As I said before, there are certainly moments where life is two or three times more exhausting than it would be on land, but then we remember that this period is so short, so fleeting and that to be able to spend so much time with them, doing something so wonderful - will pay off great dividends one day. Soon - before we know it - our girls will be less dependent, and more manageable and life will get easier. It will still be challenging, of course, that is life with children - but in new and different ways. To us, the huge benefit of bringing babies on boats early is the simple fact that by the time they are two or three, they are old salts. We hardly worry at all about Isla on the boat. She knows how to climb around, knows how to maneuver, has exceptional balance and understands the dangers around her. And she's not even three! We keep reminding ourselves that having our twins start so young will mean they will be much easier in a year. We knew this wasn't going to be easy, and having those realistic expectations has been hugely helpful in this adjustment period. 

Because spare time is such a precious commodity around here, I will not be blogging as regularly as I was last time we cruised (my goal is two posts a week, max), so if you want to keep closer tabs on us - please check out our Facebook Page. It's much easier to post pictures and updates real-time over there.

More to come. I have so much to write about. I'm inspired like crazy out here. Sigh, if only I had the internet bandwidth and the time. 



Anonymous said...

transition times are the issue. Always will be. It never gets better, just different.

JCF said...

“...this period is so short, so fleeting and that to be able to spend so much time with them, doing something so wonderful..Soon - before we know it - our girls will be less dependent, and more manageable and life will get easier.”

As the father of three (now grown) boys, I applaud your insight. My mother (who had 4 young boys herself) said almost those identical words when my boys were your girls’ ages. Because of that, I learned to try to embrace the moment when things got really nuts. I, like you, did not always succeed, but I did learn to try and laugh at the crazy situations we found ourselves in- and we weren’t on a boat!

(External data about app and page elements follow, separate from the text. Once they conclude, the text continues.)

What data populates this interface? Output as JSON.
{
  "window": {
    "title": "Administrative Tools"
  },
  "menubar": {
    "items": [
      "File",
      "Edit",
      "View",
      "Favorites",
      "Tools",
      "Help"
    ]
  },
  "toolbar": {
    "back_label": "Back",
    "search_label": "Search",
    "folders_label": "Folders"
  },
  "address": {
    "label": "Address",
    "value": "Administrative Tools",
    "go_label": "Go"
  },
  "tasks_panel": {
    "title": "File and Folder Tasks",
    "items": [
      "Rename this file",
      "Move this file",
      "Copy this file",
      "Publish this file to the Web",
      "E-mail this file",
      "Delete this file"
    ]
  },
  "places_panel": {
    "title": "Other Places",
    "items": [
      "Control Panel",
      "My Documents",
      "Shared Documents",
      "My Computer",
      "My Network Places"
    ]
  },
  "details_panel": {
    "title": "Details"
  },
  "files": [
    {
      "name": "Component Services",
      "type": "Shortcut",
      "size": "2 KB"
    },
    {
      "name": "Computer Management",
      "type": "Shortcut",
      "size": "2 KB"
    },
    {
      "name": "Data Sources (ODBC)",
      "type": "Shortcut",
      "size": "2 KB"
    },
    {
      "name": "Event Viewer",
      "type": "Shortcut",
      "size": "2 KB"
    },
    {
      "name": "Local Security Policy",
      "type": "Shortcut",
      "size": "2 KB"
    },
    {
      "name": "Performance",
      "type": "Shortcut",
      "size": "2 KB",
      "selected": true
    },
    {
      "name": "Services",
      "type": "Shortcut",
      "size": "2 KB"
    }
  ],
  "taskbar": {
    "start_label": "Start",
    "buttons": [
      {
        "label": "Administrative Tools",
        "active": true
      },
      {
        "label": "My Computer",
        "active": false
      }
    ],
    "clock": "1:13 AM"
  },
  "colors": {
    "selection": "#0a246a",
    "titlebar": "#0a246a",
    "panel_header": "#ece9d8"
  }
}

You are doing it right.
Love, laugh, and squeeze them tight.
Those moments will be gone before you know it.

Anonymous said...

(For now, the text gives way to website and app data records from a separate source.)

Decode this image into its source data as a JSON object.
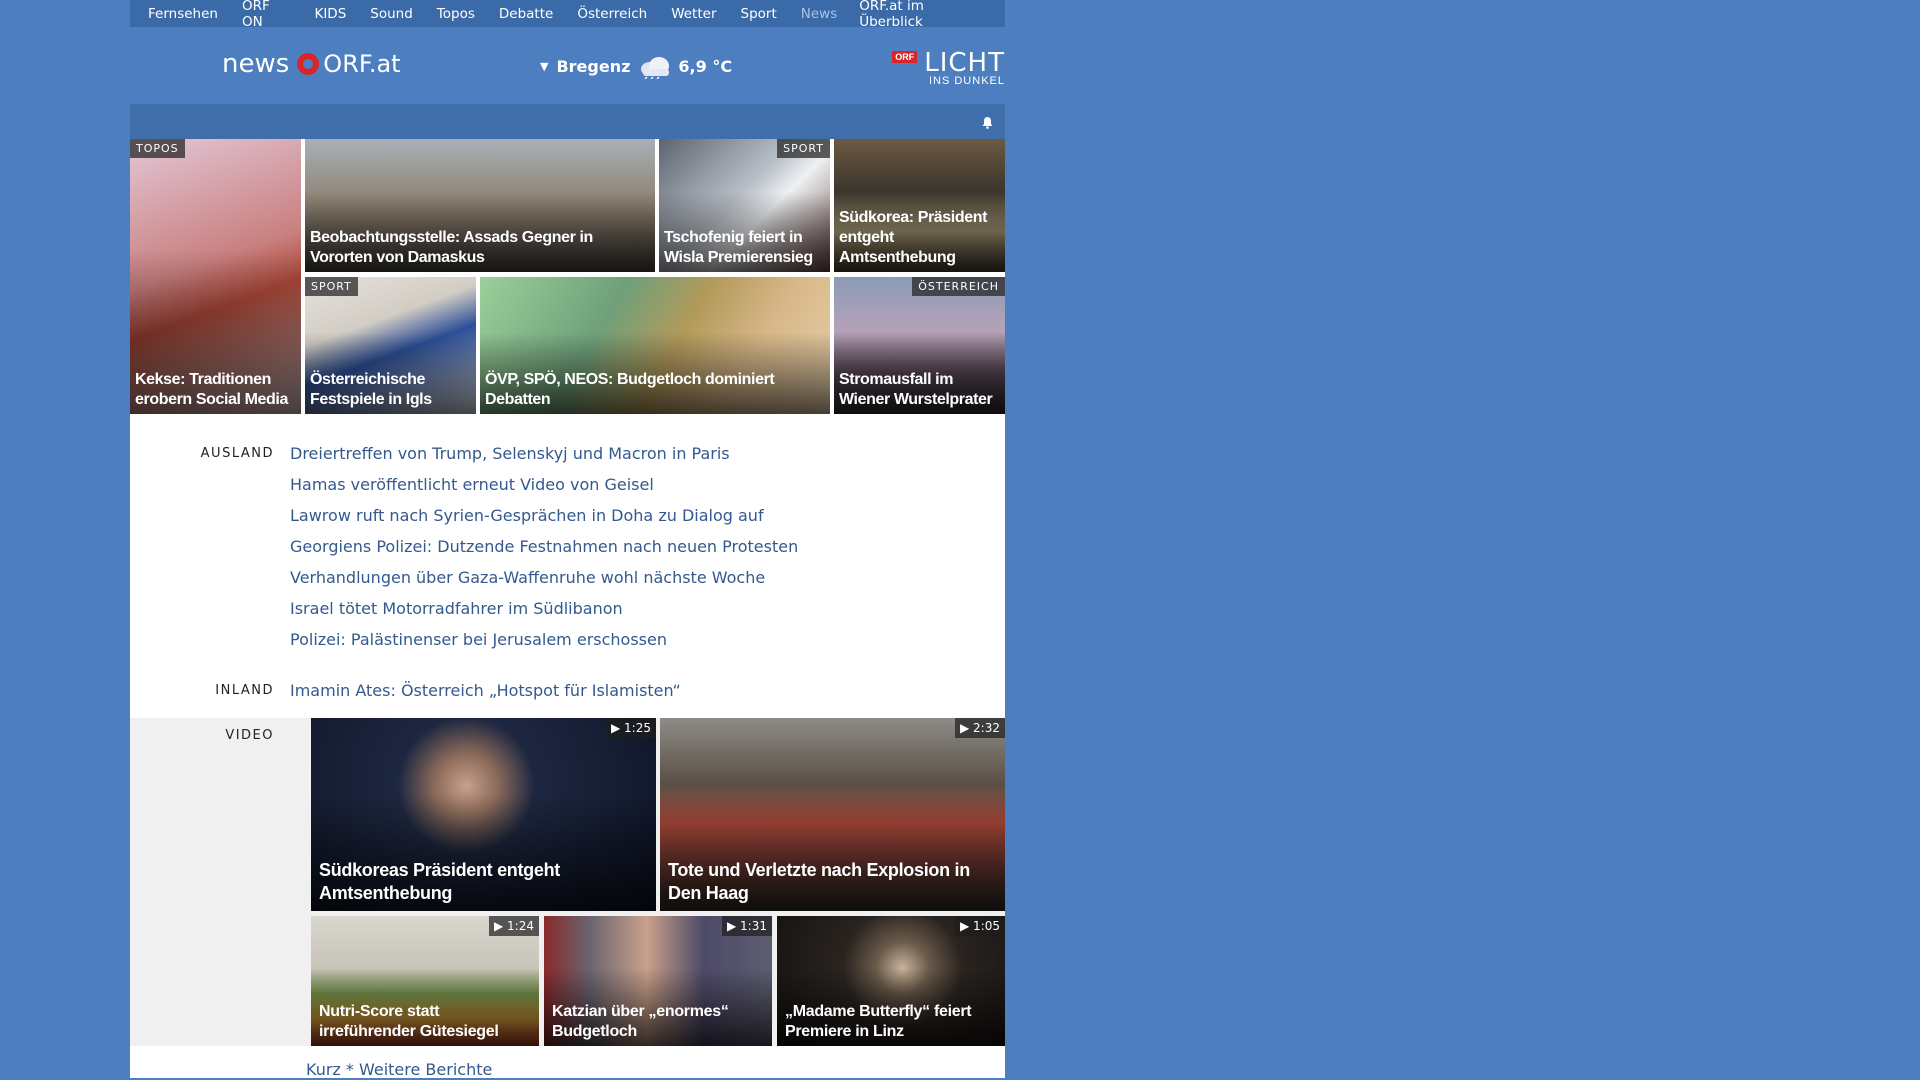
{
  "topnav": {
    "items": [
      "Fernsehen",
      "ORF ON",
      "KIDS",
      "Sound",
      "Topos",
      "Debatte",
      "Österreich",
      "Wetter",
      "Sport",
      "News"
    ],
    "overview": "ORF.at im Überblick"
  },
  "header": {
    "logo_news": "news",
    "logo_orf": "ORF.at",
    "weather": {
      "location": "Bregenz",
      "temperature": "6,9 °C",
      "icon": "cloud-icon"
    },
    "licht": {
      "badge": "ORF",
      "title": "LICHT",
      "subtitle": "INS DUNKEL"
    }
  },
  "tiles": [
    {
      "tag": "TOPOS",
      "caption": "Kekse: Traditionen erobern Social Media",
      "color": "#b05a5a"
    },
    {
      "tag": "",
      "caption": "Beobachtungsstelle: Assads Gegner in Vororten von Damaskus",
      "color": "#8a8272"
    },
    {
      "tag": "SPORT",
      "caption": "Tschofenig feiert in Wisla Premierensieg",
      "color": "#6f7b88"
    },
    {
      "tag": "",
      "caption": "Südkorea: Präsident entgeht Amtsenthebung",
      "color": "#6b5a40"
    },
    {
      "tag": "SPORT",
      "caption": "Österreichische Festspiele in Igls",
      "color": "#7d8fae"
    },
    {
      "tag": "",
      "caption": "ÖVP, SPÖ, NEOS: Budgetloch dominiert Debatten",
      "color": "#7e9a6e"
    },
    {
      "tag": "ÖSTERREICH",
      "caption": "Stromausfall im Wiener Wurstelprater",
      "color": "#6a6f8a"
    }
  ],
  "sections": {
    "ausland": {
      "label": "AUSLAND",
      "links": [
        "Dreiertreffen von Trump, Selenskyj und Macron in Paris",
        "Hamas veröffentlicht erneut Video von Geisel",
        "Lawrow ruft nach Syrien-Gesprächen in Doha zu Dialog auf",
        "Georgiens Polizei: Dutzende Festnahmen nach neuen Protesten",
        "Verhandlungen über Gaza-Waffenruhe wohl nächste Woche",
        "Israel tötet Motorradfahrer im Südlibanon",
        "Polizei: Palästinenser bei Jerusalem erschossen"
      ]
    },
    "inland": {
      "label": "INLAND",
      "links": [
        "Imamin Ates: Österreich „Hotspot für Islamisten“"
      ]
    }
  },
  "video": {
    "label": "VIDEO",
    "items": [
      {
        "duration": "1:25",
        "caption": "Südkoreas Präsident entgeht Amtsenthebung",
        "color": "#1f2a44"
      },
      {
        "duration": "2:32",
        "caption": "Tote und Verletzte nach Explosion in Den Haag",
        "color": "#5a4a40"
      },
      {
        "duration": "1:24",
        "caption": "Nutri-Score statt irreführender Gütesiegel",
        "color": "#c9c4b5"
      },
      {
        "duration": "1:31",
        "caption": "Katzian über „enormes“ Budgetloch",
        "color": "#4a4650"
      },
      {
        "duration": "1:05",
        "caption": "„Madame Butterfly“ feiert Premiere in Linz",
        "color": "#2a2420"
      }
    ]
  },
  "more_link": "Kurz * Weitere Berichte"
}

Oh I wanted to add. That I was where you are now, but on land. I have two drama queens not just one. (Isla)

You are out of your mind.

Good luck

thirdofeight said...

Keep it up, you are doing it!

Sainted said...

I have to say, you two have some serious cajones. I couldn't have done it (I have two, now grown, boys). Keep it up. Time will pass. In a couple of years, Isla will be old enough to help, and the twins will be out of diapers. Life will be easier. It will start to get fun. Meanwhile, WINE.

under30undersail said...

Isn't it insane how much time us parents spend... preparing food, feeding, cleaning up after feeding?! Seriously. Some days I want to feed them pouches and cheese sticks...all day.

Marie said...

I don't have children at home any more and meals are still a hassle. I would like to eat Cheerios and milk and the occasional pound of bacon.

Seriously, twenty one meals a week for two adults is a pita. How did I do it when I had a family?

Kudos to both of you for getting out there and handling life; while on the hook.

Seven years to retirement. I hope we can have even a small percentage of the fun you guys are.

And yes, live life in the moment and find joy in every day. They grow up in the wink of an eye.

Josh said...

I've so been enjoying your blog. I sailed a lot on my little Sunfish as a kid / teenager. Now as a parent with three small kids (not as small as yours) I'm rekindling my interest in sailing and trying to bring the family along with me. Bloggers such as you and S/V Delos serve as a nice inspiration.

The catalog of your daily routine and mention of wouldn't it be nice to have a time-lapse video of your day reminded me that I do have a time-lapse video of one of our day sails on the Columbia River in Portland, OR. Enjoy, whenever you have some Internet and personal bandwidth.

Related Posts Plugin for WordPress, Blogger...